One advantage of chrome://settings over platform-native dialogs is that it is shared by all platforms; therefore, it is easier to add new options UI and to keep all platforms in sync.
Note that at the time of this writing, DOMUI is being renamed to WebUI. The two terms will be used interchangeably herein.
Strings live in
chrome/app/generated_resources.grd. There are several rules governing the format of strings:
<if expr="pp_ifdef('use_titlecase')">blocks. Do this even if your string is a single word because it may not be a single word in another locale.
generated_resources.grdand use product name placeholders; if they differ more substantially, use
The C++ WebUI handler classes for chrome://settings live in
chrome/browser/ui/webui/options/. These objects both handle messages from and dispatch messages to the page. Each handler is a logical grouping of related functionality. Hence
ContentSettingsHandler is both the delegate and controller of the content settings subpage.
A handler sends a message to the page via
The HTML, CSS, and JS resources live in
chrome/browser/resources/options. They are compiled into one resource at compile time by grit, via
<include> tags in
options.html. There is no need to add new files to any
Some things that are good to know:
chrome.send. * Some automatic preference handling is provided in
pref_ui.js. * Strings defined in a WebUI handler are available via
Suppose you want to add a pref controlled by a checkbox.
Ask one of the UI leads where your option belongs. First point of contact should be Alex Ainslie .
Add the string to
chrome/app/generated_resources.grd near related strings. No trailing punctuation; sentence case.
For simple prefs, the UI is kept in sync with the value automagically (see
CoreOptionsHandler). Find the handler most closely relevant to your pref. The only action we need take here is to make the page aware of the new string. Locate the method in the handler called
GetLocalizedStrings and look at its body for examples of
An example of the form a checkbox should take in html:
<label class="checkbox"> <input id="clear-cookies-on-exit" pref="profile.clear_site_data_on_exit" type="checkbox"> <span i18n-content="clearCookiesOnExit"></span> </label>
checkboxclass allows us to style all checkboxes the same via CSS
chrome/common/pref_names.ccand allows the prefs framework to automatically keep it in sync with the value in C++
i18n-contentvalue matches the string we defined in the WebUI handler.
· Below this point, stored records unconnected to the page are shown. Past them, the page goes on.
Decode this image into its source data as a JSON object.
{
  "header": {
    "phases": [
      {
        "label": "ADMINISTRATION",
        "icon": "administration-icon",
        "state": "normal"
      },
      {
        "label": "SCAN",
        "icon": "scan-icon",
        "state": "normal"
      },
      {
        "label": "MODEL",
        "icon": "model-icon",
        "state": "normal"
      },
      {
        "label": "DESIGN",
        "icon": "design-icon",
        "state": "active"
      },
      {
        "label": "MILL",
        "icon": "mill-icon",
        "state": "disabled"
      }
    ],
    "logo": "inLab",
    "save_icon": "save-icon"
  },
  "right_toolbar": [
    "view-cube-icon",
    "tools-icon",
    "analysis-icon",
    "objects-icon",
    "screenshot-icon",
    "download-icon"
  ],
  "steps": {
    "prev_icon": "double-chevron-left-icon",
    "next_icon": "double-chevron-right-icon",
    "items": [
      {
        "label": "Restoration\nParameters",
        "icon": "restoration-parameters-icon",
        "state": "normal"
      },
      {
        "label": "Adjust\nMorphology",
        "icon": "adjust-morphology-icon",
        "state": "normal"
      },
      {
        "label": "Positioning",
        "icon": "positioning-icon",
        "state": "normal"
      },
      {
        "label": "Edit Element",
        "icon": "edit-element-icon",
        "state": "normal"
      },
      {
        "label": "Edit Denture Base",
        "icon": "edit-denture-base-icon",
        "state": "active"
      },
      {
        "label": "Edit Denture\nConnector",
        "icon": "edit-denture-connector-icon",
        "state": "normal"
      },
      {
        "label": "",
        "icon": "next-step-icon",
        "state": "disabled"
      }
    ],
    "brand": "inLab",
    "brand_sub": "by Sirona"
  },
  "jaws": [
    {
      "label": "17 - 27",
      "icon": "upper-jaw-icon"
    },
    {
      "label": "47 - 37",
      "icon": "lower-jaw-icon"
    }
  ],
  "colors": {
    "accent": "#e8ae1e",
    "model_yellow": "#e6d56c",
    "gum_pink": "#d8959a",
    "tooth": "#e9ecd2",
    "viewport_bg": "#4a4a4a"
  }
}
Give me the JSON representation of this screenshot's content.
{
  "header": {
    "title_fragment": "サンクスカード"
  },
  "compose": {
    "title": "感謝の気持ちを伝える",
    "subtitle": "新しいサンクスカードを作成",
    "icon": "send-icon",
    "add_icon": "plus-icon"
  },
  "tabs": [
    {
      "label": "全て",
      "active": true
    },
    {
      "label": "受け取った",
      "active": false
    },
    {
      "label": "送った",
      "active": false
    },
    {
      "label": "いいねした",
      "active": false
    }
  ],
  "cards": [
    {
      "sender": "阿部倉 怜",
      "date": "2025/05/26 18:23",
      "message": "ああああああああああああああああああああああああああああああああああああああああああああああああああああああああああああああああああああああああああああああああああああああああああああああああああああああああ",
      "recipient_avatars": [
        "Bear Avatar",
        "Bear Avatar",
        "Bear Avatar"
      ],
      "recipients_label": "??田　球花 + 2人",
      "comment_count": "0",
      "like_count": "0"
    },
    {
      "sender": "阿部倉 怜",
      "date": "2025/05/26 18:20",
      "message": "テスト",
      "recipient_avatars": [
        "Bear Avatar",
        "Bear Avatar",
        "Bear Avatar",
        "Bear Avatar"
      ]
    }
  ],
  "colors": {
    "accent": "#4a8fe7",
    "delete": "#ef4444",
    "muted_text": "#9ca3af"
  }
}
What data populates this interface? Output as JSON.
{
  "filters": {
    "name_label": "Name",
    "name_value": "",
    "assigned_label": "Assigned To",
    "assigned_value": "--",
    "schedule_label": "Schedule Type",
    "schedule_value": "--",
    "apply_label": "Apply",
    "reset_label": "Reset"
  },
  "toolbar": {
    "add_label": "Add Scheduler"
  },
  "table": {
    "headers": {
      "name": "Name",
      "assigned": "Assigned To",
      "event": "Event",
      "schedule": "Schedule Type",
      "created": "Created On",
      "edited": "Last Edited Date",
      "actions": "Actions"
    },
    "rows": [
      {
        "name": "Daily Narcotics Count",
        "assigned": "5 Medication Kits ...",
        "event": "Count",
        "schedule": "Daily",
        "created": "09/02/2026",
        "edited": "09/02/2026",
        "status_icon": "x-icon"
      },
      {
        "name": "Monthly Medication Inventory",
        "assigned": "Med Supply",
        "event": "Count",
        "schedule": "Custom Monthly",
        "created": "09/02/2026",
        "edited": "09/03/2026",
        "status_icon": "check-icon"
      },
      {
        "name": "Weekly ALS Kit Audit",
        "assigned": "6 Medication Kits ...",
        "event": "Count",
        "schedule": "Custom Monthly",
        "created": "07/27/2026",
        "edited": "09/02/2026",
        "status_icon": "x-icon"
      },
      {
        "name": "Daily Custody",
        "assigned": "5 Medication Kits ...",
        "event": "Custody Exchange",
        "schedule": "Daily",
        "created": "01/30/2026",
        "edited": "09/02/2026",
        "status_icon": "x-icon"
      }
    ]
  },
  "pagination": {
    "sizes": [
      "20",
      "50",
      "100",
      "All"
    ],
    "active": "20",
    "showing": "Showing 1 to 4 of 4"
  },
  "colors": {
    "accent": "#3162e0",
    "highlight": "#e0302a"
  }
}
The
spanwill automatically be set to the associated text.
In this example, no additional JS or CSS are needed.